People that open businesses just don’t see risk the same way others do.
We wanted to say that entrepreneurs are risk-takers. We really wanted the research to point towards this. People that start businesses have a different risk-perspective. What do we mean by this? Well, it is complicated. People that start businesses just don’t see the risk.
Perspective is everything in this case. Entrepreneurs aren’t completely blind to risk but where others see the risk they see opportunity. Think of it this way, a Fire-Fighter rushes into a burning building, their risk is not the same as it is for an untrained civilian. The risk is still calculated but the perspective is different. Many of the people we interviewed shared with us that they found employment to be equally (sometimes more) risky.
So while we did want to throw a John Wayne quote about courage in here. “Courage is being scared to death… and saddling up anyway.” We just can’t mislead you that way. Some do see a high risk and jump in headfirst anyway but most are a lot more levelheaded.
Curiosity seems to be a strong driver for many entrepreneurs. We interviewed over 100 entrepreneurs and a large percentage stated they were driven by curiosity. Their curiosity drives them to be creative problem-solvers, exploring multiple possible solutions.
It is immediately clear that curiosity is not enough but plays an important role in motivating people to start businesses.
Curiosity is also pointed inwards, entrepreneurs want to know if they have what it takes to build a business. When curiosity outweighs the individual’s risk tolerance a business idea is more likely to be fully explored.
Who we interviewed to find out why people start businesses.

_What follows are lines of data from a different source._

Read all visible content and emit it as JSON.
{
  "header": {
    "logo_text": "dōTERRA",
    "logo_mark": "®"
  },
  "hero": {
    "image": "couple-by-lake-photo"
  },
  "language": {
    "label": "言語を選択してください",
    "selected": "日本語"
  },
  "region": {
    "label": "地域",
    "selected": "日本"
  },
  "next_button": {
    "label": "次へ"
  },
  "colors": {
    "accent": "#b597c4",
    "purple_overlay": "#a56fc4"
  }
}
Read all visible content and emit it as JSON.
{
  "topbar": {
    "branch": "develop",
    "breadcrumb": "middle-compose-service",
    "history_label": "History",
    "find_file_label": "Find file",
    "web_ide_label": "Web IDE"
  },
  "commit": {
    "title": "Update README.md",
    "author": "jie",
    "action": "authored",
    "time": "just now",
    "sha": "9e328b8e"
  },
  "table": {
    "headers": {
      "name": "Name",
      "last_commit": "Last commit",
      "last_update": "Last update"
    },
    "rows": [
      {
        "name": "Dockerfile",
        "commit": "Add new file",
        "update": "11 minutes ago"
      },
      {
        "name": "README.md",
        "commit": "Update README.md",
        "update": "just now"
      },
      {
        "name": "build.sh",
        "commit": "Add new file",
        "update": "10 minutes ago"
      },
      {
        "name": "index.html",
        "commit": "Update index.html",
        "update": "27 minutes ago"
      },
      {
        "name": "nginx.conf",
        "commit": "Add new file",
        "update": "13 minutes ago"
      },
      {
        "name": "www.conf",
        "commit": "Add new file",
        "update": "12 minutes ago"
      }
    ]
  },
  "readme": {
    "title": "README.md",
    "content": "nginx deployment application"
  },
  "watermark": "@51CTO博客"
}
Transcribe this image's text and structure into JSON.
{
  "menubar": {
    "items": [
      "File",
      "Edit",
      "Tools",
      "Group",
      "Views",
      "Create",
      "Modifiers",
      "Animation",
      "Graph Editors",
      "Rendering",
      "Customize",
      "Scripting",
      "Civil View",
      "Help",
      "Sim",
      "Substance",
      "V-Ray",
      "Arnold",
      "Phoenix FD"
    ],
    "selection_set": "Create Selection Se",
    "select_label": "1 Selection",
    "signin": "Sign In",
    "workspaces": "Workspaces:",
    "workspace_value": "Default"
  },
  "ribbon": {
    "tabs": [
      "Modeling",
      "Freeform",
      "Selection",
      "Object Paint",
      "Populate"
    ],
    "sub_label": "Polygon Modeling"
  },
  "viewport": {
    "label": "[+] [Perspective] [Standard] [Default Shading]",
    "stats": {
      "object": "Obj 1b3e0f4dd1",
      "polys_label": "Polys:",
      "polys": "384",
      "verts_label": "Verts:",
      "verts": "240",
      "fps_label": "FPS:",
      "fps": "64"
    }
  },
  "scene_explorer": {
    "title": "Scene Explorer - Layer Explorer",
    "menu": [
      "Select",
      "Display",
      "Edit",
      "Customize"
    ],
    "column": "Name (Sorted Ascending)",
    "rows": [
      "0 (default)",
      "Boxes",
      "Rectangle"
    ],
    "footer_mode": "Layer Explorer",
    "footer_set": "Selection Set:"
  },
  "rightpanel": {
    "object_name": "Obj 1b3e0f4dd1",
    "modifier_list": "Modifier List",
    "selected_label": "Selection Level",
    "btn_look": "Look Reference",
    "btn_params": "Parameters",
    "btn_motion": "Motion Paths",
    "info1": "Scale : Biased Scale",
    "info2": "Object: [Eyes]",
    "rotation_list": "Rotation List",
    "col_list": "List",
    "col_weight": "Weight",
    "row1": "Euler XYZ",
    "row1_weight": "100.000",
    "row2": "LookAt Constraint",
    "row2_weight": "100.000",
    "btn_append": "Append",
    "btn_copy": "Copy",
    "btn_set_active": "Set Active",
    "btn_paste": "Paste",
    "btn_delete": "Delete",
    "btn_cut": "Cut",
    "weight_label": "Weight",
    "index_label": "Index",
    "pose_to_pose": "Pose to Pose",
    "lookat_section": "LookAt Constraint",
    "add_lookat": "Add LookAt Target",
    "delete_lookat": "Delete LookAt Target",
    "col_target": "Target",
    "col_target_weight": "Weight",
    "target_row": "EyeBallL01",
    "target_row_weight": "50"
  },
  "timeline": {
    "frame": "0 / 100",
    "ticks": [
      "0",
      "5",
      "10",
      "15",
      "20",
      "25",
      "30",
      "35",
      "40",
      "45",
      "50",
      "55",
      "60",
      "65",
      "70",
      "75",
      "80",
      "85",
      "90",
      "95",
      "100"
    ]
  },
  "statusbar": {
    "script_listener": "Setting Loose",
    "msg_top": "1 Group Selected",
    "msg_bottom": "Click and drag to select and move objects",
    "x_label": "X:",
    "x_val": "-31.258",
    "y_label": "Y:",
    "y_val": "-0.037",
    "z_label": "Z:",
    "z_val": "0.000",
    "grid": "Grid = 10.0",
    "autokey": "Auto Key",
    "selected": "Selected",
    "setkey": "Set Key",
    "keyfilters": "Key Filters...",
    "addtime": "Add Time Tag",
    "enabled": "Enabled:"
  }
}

We wanted a broad spectrum, lifestyle entrepreneurs, solo-preneurs, collaborative entrepreneurs and of course the lifeblood of the economy small business owners. Since the study is focused on finding out why people start businesses we focused on interviewing the most common type of business owner as opposed to founders of large corporations.
Why do people start businesses?
Video of some of the people we interviewed to find out why people start businesses.
People start businesses in search of autonomy.
Freedom, Self-control, independence, self-rule and self-determination have all been grouped under autonomy.
As they say, 100 people, 100 opinions, however, we are definitely seeing some strong patterns emerge in our research.
We know we kind of made Risk-Perspective up but we haven’t quite found a better term. If you have, leave it in the comments.